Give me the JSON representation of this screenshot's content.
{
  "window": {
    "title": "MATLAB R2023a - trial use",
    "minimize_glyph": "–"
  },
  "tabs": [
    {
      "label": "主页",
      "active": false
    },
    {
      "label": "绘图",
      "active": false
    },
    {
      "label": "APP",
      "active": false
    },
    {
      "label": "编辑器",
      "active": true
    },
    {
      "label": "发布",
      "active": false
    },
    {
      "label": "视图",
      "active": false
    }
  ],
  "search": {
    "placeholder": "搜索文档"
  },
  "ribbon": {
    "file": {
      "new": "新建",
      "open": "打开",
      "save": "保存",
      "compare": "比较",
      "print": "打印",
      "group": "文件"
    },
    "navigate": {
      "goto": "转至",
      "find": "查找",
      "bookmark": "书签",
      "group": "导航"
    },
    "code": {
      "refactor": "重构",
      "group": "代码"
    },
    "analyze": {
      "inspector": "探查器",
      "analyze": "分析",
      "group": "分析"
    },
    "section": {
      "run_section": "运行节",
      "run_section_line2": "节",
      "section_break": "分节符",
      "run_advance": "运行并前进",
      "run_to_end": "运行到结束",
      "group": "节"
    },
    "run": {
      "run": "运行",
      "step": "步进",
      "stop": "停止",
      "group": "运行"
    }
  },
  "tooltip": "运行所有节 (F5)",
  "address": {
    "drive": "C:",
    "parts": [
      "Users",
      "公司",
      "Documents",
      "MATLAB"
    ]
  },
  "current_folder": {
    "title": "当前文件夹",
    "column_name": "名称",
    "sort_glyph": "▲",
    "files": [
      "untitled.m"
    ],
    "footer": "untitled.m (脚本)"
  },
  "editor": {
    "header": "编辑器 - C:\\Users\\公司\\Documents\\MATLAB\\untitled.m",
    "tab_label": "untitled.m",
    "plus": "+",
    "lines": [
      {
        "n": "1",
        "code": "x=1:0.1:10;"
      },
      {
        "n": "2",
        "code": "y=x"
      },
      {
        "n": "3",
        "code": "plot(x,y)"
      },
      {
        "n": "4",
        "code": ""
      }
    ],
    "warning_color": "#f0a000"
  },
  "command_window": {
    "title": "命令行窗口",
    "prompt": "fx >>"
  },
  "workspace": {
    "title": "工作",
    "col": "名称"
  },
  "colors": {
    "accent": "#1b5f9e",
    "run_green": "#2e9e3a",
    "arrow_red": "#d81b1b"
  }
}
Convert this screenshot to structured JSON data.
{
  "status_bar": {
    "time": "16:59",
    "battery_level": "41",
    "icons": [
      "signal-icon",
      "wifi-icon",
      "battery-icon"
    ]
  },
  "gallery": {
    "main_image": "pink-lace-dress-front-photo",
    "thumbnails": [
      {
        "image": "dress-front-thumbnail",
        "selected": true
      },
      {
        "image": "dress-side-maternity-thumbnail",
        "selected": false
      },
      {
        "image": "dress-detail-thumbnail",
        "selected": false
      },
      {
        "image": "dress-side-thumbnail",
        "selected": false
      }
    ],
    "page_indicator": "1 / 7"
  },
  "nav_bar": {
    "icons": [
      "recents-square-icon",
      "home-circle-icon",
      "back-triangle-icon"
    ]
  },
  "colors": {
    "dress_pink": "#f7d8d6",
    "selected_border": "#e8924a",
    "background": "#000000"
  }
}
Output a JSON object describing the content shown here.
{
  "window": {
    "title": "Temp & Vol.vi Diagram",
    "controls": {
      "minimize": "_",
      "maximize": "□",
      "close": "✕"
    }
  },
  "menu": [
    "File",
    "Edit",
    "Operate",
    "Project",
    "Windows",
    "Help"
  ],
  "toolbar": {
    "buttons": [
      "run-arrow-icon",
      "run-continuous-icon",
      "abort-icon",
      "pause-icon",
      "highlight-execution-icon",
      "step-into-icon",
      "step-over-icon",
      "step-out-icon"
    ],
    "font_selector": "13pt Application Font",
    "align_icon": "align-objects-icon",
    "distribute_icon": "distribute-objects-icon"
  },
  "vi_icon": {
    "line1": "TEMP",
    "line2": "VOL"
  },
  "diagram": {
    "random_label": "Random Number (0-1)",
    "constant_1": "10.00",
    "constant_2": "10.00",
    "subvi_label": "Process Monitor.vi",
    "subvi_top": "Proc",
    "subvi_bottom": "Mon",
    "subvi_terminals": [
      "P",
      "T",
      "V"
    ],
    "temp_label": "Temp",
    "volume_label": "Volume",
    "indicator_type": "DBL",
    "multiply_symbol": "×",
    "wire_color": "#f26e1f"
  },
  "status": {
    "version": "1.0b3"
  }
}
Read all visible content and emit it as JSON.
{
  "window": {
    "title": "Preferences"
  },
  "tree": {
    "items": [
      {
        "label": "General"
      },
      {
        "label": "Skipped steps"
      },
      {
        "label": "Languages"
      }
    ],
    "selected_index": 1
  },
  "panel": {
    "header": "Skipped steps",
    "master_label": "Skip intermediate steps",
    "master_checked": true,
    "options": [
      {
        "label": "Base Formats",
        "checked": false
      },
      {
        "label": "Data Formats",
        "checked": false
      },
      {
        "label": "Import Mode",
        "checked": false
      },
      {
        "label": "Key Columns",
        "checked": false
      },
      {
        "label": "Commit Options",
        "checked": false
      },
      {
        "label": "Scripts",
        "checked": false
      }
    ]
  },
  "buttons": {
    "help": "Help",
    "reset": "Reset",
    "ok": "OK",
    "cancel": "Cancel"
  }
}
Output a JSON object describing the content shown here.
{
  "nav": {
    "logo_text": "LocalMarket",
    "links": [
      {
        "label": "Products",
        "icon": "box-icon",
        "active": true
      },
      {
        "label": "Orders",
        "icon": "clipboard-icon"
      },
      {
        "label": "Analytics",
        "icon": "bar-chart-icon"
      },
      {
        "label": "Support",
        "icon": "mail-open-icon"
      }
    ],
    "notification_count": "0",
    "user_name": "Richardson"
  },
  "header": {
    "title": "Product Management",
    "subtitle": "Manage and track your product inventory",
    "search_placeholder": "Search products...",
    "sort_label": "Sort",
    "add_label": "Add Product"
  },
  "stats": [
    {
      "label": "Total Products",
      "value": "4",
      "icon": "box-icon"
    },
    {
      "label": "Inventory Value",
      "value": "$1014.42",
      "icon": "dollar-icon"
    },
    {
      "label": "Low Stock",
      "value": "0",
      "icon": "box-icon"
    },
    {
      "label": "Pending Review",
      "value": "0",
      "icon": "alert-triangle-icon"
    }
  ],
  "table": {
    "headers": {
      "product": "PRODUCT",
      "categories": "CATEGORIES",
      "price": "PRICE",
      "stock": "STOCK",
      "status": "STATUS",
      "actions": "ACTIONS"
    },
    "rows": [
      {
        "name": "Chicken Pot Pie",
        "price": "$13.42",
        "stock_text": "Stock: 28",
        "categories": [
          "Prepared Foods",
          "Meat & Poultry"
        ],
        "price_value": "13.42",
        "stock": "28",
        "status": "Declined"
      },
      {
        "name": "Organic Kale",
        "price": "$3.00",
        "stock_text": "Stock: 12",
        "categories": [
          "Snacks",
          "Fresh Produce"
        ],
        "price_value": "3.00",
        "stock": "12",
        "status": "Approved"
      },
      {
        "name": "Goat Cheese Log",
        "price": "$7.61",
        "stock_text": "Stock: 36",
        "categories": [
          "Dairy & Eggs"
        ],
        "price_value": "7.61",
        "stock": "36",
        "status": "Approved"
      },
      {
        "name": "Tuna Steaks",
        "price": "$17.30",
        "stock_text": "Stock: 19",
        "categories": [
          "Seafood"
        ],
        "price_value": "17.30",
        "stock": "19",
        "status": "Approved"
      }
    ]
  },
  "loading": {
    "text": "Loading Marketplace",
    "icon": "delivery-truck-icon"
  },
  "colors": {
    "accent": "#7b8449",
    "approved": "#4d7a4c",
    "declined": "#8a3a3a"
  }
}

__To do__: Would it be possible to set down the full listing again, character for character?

__Response below__:
Give me the JSON representation of this screenshot's content.
{
  "window": {
    "title": "MATLAB R2023a - trial use",
    "minimize_glyph": "–"
  },
  "tabs": [
    {
      "label": "主页",
      "active": false
    },
    {
      "label": "绘图",
      "active": false
    },
    {
      "label": "APP",
      "active": false
    },
    {
      "label": "编辑器",
      "active": true
    },
    {
      "label": "发布",
      "active": false
    },
    {
      "label": "视图",
      "active": false
    }
  ],
  "search": {
    "placeholder": "搜索文档"
  },
  "ribbon": {
    "file": {
      "new": "新建",
      "open": "打开",
      "save": "保存",
      "compare": "比较",
      "print": "打印",
      "group": "文件"
    },
    "navigate": {
      "goto": "转至",
      "find": "查找",
      "bookmark": "书签",
      "group": "导航"
    },
    "code": {
      "refactor": "重构",
      "group": "代码"
    },
    "analyze": {
      "inspector": "探查器",
      "analyze": "分析",
      "group": "分析"
    },
    "section": {
      "run_section": "运行节",
      "run_section_line2": "节",
      "section_break": "分节符",
      "run_advance": "运行并前进",
      "run_to_end": "运行到结束",
      "group": "节"
    },
    "run": {
      "run": "运行",
      "step": "步进",
      "stop": "停止",
      "group": "运行"
    }
  },
  "tooltip": "运行所有节 (F5)",
  "address": {
    "drive": "C:",
    "parts": [
      "Users",
      "公司",
      "Documents",
      "MATLAB"
    ]
  },
  "current_folder": {
    "title": "当前文件夹",
    "column_name": "名称",
    "sort_glyph": "▲",
    "files": [
      "untitled.m"
    ],
    "footer": "untitled.m (脚本)"
  },
  "editor": {
    "header": "编辑器 - C:\\Users\\公司\\Documents\\MATLAB\\untitled.m",
    "tab_label": "untitled.m",
    "plus": "+",
    "lines": [
      {
        "n": "1",
        "code": "x=1:0.1:10;"
      },
      {
        "n": "2",
        "code": "y=x"
      },
      {
        "n": "3",
        "code": "plot(x,y)"
      },
      {
        "n": "4",
        "code": ""
      }
    ],
    "warning_color": "#f0a000"
  },
  "command_window": {
    "title": "命令行窗口",
    "prompt": "fx >>"
  },
  "workspace": {
    "title": "工作",
    "col": "名称"
  },
  "colors": {
    "accent": "#1b5f9e",
    "run_green": "#2e9e3a",
    "arrow_red": "#d81b1b"
  }
}
Convert this screenshot to structured JSON data.
{
  "status_bar": {
    "time": "16:59",
    "battery_level": "41",
    "icons": [
      "signal-icon",
      "wifi-icon",
      "battery-icon"
    ]
  },
  "gallery": {
    "main_image": "pink-lace-dress-front-photo",
    "thumbnails": [
      {
        "image": "dress-front-thumbnail",
        "selected": true
      },
      {
        "image": "dress-side-maternity-thumbnail",
        "selected": false
      },
      {
        "image": "dress-detail-thumbnail",
        "selected": false
      },
      {
        "image": "dress-side-thumbnail",
        "selected": false
      }
    ],
    "page_indicator": "1 / 7"
  },
  "nav_bar": {
    "icons": [
      "recents-square-icon",
      "home-circle-icon",
      "back-triangle-icon"
    ]
  },
  "colors": {
    "dress_pink": "#f7d8d6",
    "selected_border": "#e8924a",
    "background": "#000000"
  }
}
Output a JSON object describing the content shown here.
{
  "window": {
    "title": "Temp & Vol.vi Diagram",
    "controls": {
      "minimize": "_",
      "maximize": "□",
      "close": "✕"
    }
  },
  "menu": [
    "File",
    "Edit",
    "Operate",
    "Project",
    "Windows",
    "Help"
  ],
  "toolbar": {
    "buttons": [
      "run-arrow-icon",
      "run-continuous-icon",
      "abort-icon",
      "pause-icon",
      "highlight-execution-icon",
      "step-into-icon",
      "step-over-icon",
      "step-out-icon"
    ],
    "font_selector": "13pt Application Font",
    "align_icon": "align-objects-icon",
    "distribute_icon": "distribute-objects-icon"
  },
  "vi_icon": {
    "line1": "TEMP",
    "line2": "VOL"
  },
  "diagram": {
    "random_label": "Random Number (0-1)",
    "constant_1": "10.00",
    "constant_2": "10.00",
    "subvi_label": "Process Monitor.vi",
    "subvi_top": "Proc",
    "subvi_bottom": "Mon",
    "subvi_terminals": [
      "P",
      "T",
      "V"
    ],
    "temp_label": "Temp",
    "volume_label": "Volume",
    "indicator_type": "DBL",
    "multiply_symbol": "×",
    "wire_color": "#f26e1f"
  },
  "status": {
    "version": "1.0b3"
  }
}
Read all visible content and emit it as JSON.
{
  "window": {
    "title": "Preferences"
  },
  "tree": {
    "items": [
      {
        "label": "General"
      },
      {
        "label": "Skipped steps"
      },
      {
        "label": "Languages"
      }
    ],
    "selected_index": 1
  },
  "panel": {
    "header": "Skipped steps",
    "master_label": "Skip intermediate steps",
    "master_checked": true,
    "options": [
      {
        "label": "Base Formats",
        "checked": false
      },
      {
        "label": "Data Formats",
        "checked": false
      },
      {
        "label": "Import Mode",
        "checked": false
      },
      {
        "label": "Key Columns",
        "checked": false
      },
      {
        "label": "Commit Options",
        "checked": false
      },
      {
        "label": "Scripts",
        "checked": false
      }
    ]
  },
  "buttons": {
    "help": "Help",
    "reset": "Reset",
    "ok": "OK",
    "cancel": "Cancel"
  }
}
Output a JSON object describing the content shown here.
{
  "nav": {
    "logo_text": "LocalMarket",
    "links": [
      {
        "label": "Products",
        "icon": "box-icon",
        "active": true
      },
      {
        "label": "Orders",
        "icon": "clipboard-icon"
      },
      {
        "label": "Analytics",
        "icon": "bar-chart-icon"
      },
      {
        "label": "Support",
        "icon": "mail-open-icon"
      }
    ],
    "notification_count": "0",
    "user_name": "Richardson"
  },
  "header": {
    "title": "Product Management",
    "subtitle": "Manage and track your product inventory",
    "search_placeholder": "Search products...",
    "sort_label": "Sort",
    "add_label": "Add Product"
  },
  "stats": [
    {
      "label": "Total Products",
      "value": "4",
      "icon": "box-icon"
    },
    {
      "label": "Inventory Value",
      "value": "$1014.42",
      "icon": "dollar-icon"
    },
    {
      "label": "Low Stock",
      "value": "0",
      "icon": "box-icon"
    },
    {
      "label": "Pending Review",
      "value": "0",
      "icon": "alert-triangle-icon"
    }
  ],
  "table": {
    "headers": {
      "product": "PRODUCT",
      "categories": "CATEGORIES",
      "price": "PRICE",
      "stock": "STOCK",
      "status": "STATUS",
      "actions": "ACTIONS"
    },
    "rows": [
      {
        "name": "Chicken Pot Pie",
        "price": "$13.42",
        "stock_text": "Stock: 28",
        "categories": [
          "Prepared Foods",
          "Meat & Poultry"
        ],
        "price_value": "13.42",
        "stock": "28",
        "status": "Declined"
      },
      {
        "name": "Organic Kale",
        "price": "$3.00",
        "stock_text": "Stock: 12",
        "categories": [
          "Snacks",
          "Fresh Produce"
        ],
        "price_value": "3.00",
        "stock": "12",
        "status": "Approved"
      },
      {
        "name": "Goat Cheese Log",
        "price": "$7.61",
        "stock_text": "Stock: 36",
        "categories": [
          "Dairy & Eggs"
        ],
        "price_value": "7.61",
        "stock": "36",
        "status": "Approved"
      },
      {
        "name": "Tuna Steaks",
        "price": "$17.30",
        "stock_text": "Stock: 19",
        "categories": [
          "Seafood"
        ],
        "price_value": "17.30",
        "stock": "19",
        "status": "Approved"
      }
    ]
  },
  "loading": {
    "text": "Loading Marketplace",
    "icon": "delivery-truck-icon"
  },
  "colors": {
    "accent": "#7b8449",
    "approved": "#4d7a4c",
    "declined": "#8a3a3a"
  }
}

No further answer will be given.